#### Dataset excerpts ####

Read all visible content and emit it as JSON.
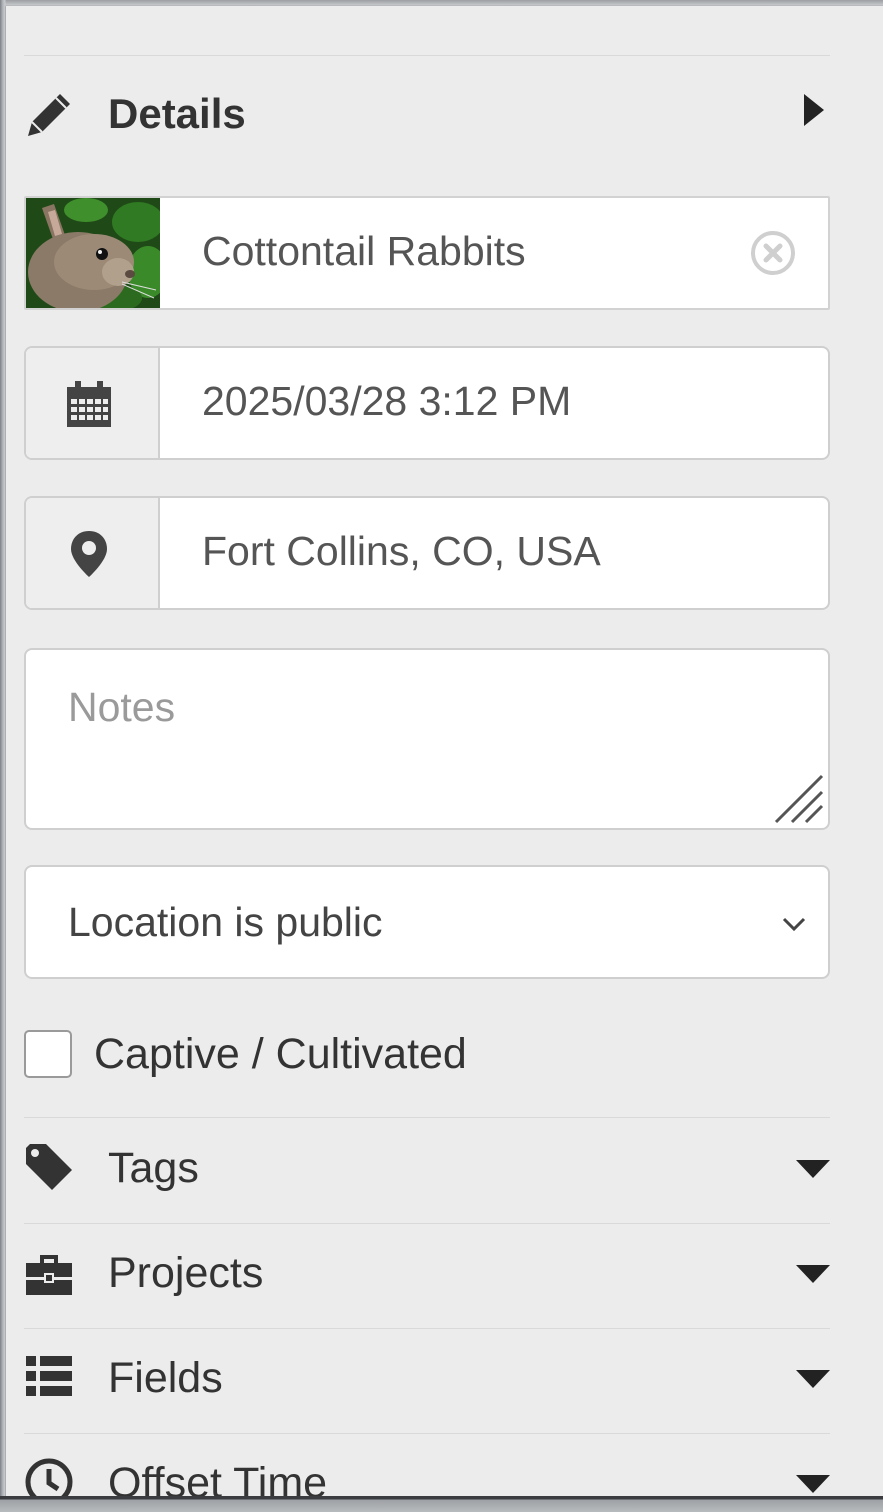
{
  "details": {
    "title": "Details",
    "icon": "pencil-icon",
    "caret_icon": "caret-right-icon"
  },
  "taxon": {
    "name": "Cottontail Rabbits",
    "thumbnail": "rabbit-thumbnail",
    "clear_icon": "clear-circle-icon"
  },
  "date": {
    "value": "2025/03/28 3:12 PM",
    "icon": "calendar-icon"
  },
  "location": {
    "value": "Fort Collins, CO, USA",
    "icon": "map-marker-icon"
  },
  "notes": {
    "placeholder": "Notes",
    "value": ""
  },
  "geoprivacy": {
    "selected": "Location is public"
  },
  "captive": {
    "label": "Captive / Cultivated",
    "checked": false
  },
  "sections": [
    {
      "label": "Tags",
      "icon": "tag-icon"
    },
    {
      "label": "Projects",
      "icon": "briefcase-icon"
    },
    {
      "label": "Fields",
      "icon": "list-icon"
    },
    {
      "label": "Offset Time",
      "icon": "clock-icon"
    }
  ],
  "colors": {
    "panel_bg": "#ececec",
    "text": "#333333",
    "border": "#cfcfcf",
    "placeholder": "#9a9a9a"
  }
}
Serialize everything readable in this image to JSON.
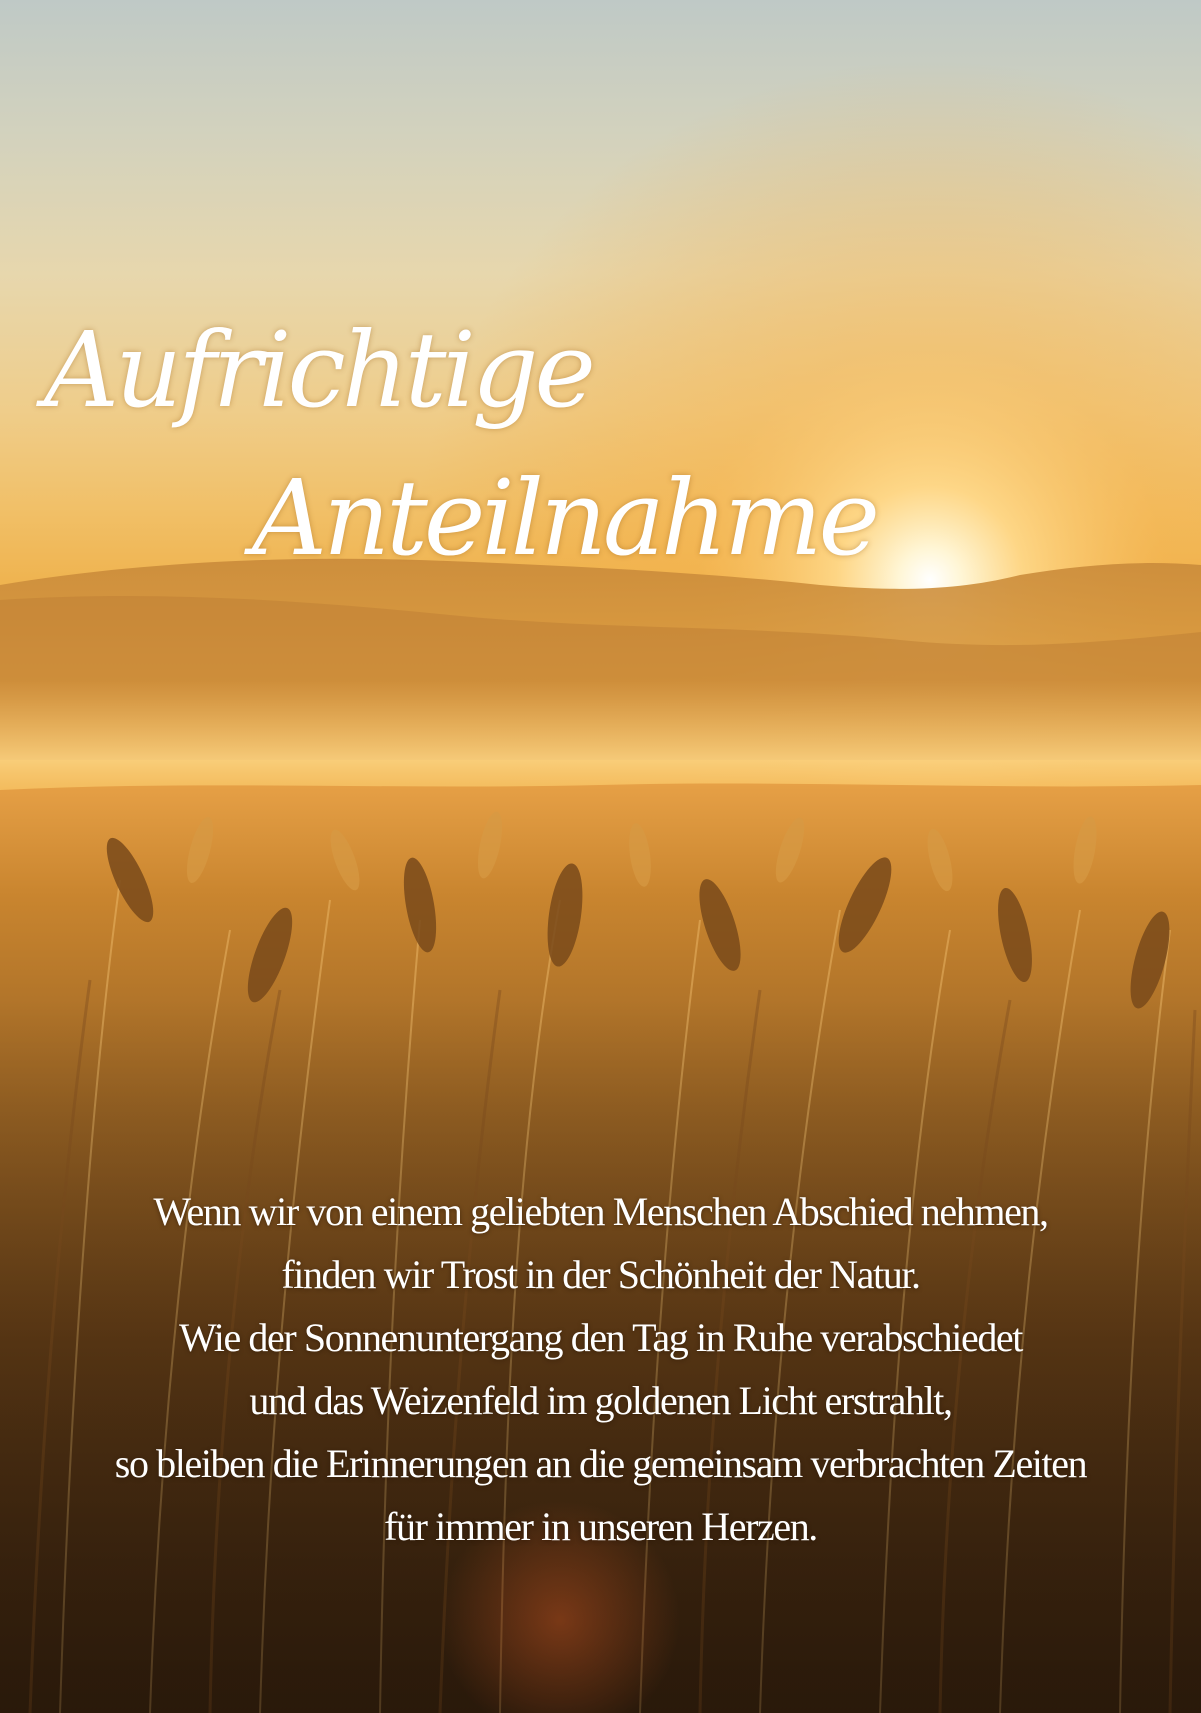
{
  "title": {
    "line1": "Aufrichtige",
    "line2": "Anteilnahme"
  },
  "poem": {
    "lines": [
      "Wenn wir von einem geliebten Menschen Abschied nehmen,",
      "finden wir Trost in der Schönheit der Natur.",
      "Wie der Sonnenuntergang den Tag in Ruhe verabschiedet",
      "und das Weizenfeld im goldenen Licht erstrahlt,",
      "so bleiben die Erinnerungen an die gemeinsam verbrachten Zeiten",
      "für immer in unseren Herzen."
    ]
  },
  "colors": {
    "sky_top": "#bfc9c6",
    "sun_glow": "#ffd98a",
    "wheat_gold": "#c98a2e",
    "foreground_dark": "#3a2410",
    "text": "#ffffff"
  }
}
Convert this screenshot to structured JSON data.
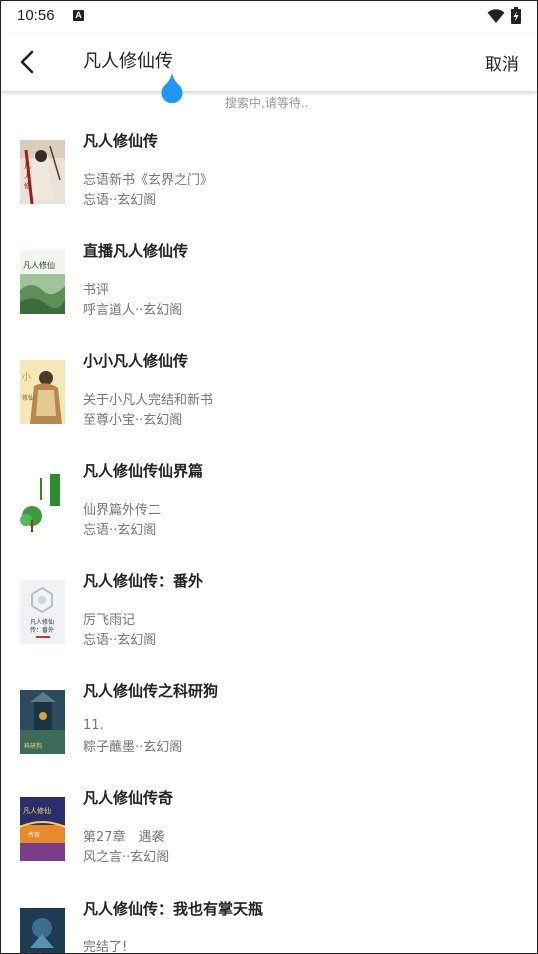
{
  "status": {
    "time": "10:56",
    "notification_icon": "A"
  },
  "toolbar": {
    "search_value": "凡人修仙传",
    "cancel_label": "取消"
  },
  "loading_text": "搜索中,请等待..",
  "books": [
    {
      "title": "凡人修仙传",
      "latest": "忘语新书《玄界之门》",
      "meta": "忘语··玄幻阁"
    },
    {
      "title": "直播凡人修仙传",
      "latest": "书评",
      "meta": "呼言道人··玄幻阁"
    },
    {
      "title": "小小凡人修仙传",
      "latest": "关于小凡人完结和新书",
      "meta": "至尊小宝··玄幻阁"
    },
    {
      "title": "凡人修仙传仙界篇",
      "latest": "仙界篇外传二",
      "meta": "忘语··玄幻阁"
    },
    {
      "title": "凡人修仙传：番外",
      "latest": "厉飞雨记",
      "meta": "忘语··玄幻阁"
    },
    {
      "title": "凡人修仙传之科研狗",
      "latest": "11.",
      "meta": "粽子蘸墨··玄幻阁"
    },
    {
      "title": "凡人修仙传奇",
      "latest": "第27章　遇袭",
      "meta": "风之言··玄幻阁"
    },
    {
      "title": "凡人修仙传：我也有掌天瓶",
      "latest": "完结了!",
      "meta": ""
    }
  ],
  "colors": {
    "accent": "#2196F3"
  }
}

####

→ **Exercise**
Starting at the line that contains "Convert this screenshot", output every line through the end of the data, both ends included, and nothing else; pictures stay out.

→ **Response to the task**
Convert this screenshot to structured JSON data.
{
  "status": {
    "time": "10:56",
    "notification_icon": "A"
  },
  "toolbar": {
    "search_value": "凡人修仙传",
    "cancel_label": "取消"
  },
  "loading_text": "搜索中,请等待..",
  "books": [
    {
      "title": "凡人修仙传",
      "latest": "忘语新书《玄界之门》",
      "meta": "忘语··玄幻阁"
    },
    {
      "title": "直播凡人修仙传",
      "latest": "书评",
      "meta": "呼言道人··玄幻阁"
    },
    {
      "title": "小小凡人修仙传",
      "latest": "关于小凡人完结和新书",
      "meta": "至尊小宝··玄幻阁"
    },
    {
      "title": "凡人修仙传仙界篇",
      "latest": "仙界篇外传二",
      "meta": "忘语··玄幻阁"
    },
    {
      "title": "凡人修仙传：番外",
      "latest": "厉飞雨记",
      "meta": "忘语··玄幻阁"
    },
    {
      "title": "凡人修仙传之科研狗",
      "latest": "11.",
      "meta": "粽子蘸墨··玄幻阁"
    },
    {
      "title": "凡人修仙传奇",
      "latest": "第27章　遇袭",
      "meta": "风之言··玄幻阁"
    },
    {
      "title": "凡人修仙传：我也有掌天瓶",
      "latest": "完结了!",
      "meta": ""
    }
  ],
  "colors": {
    "accent": "#2196F3"
  }
}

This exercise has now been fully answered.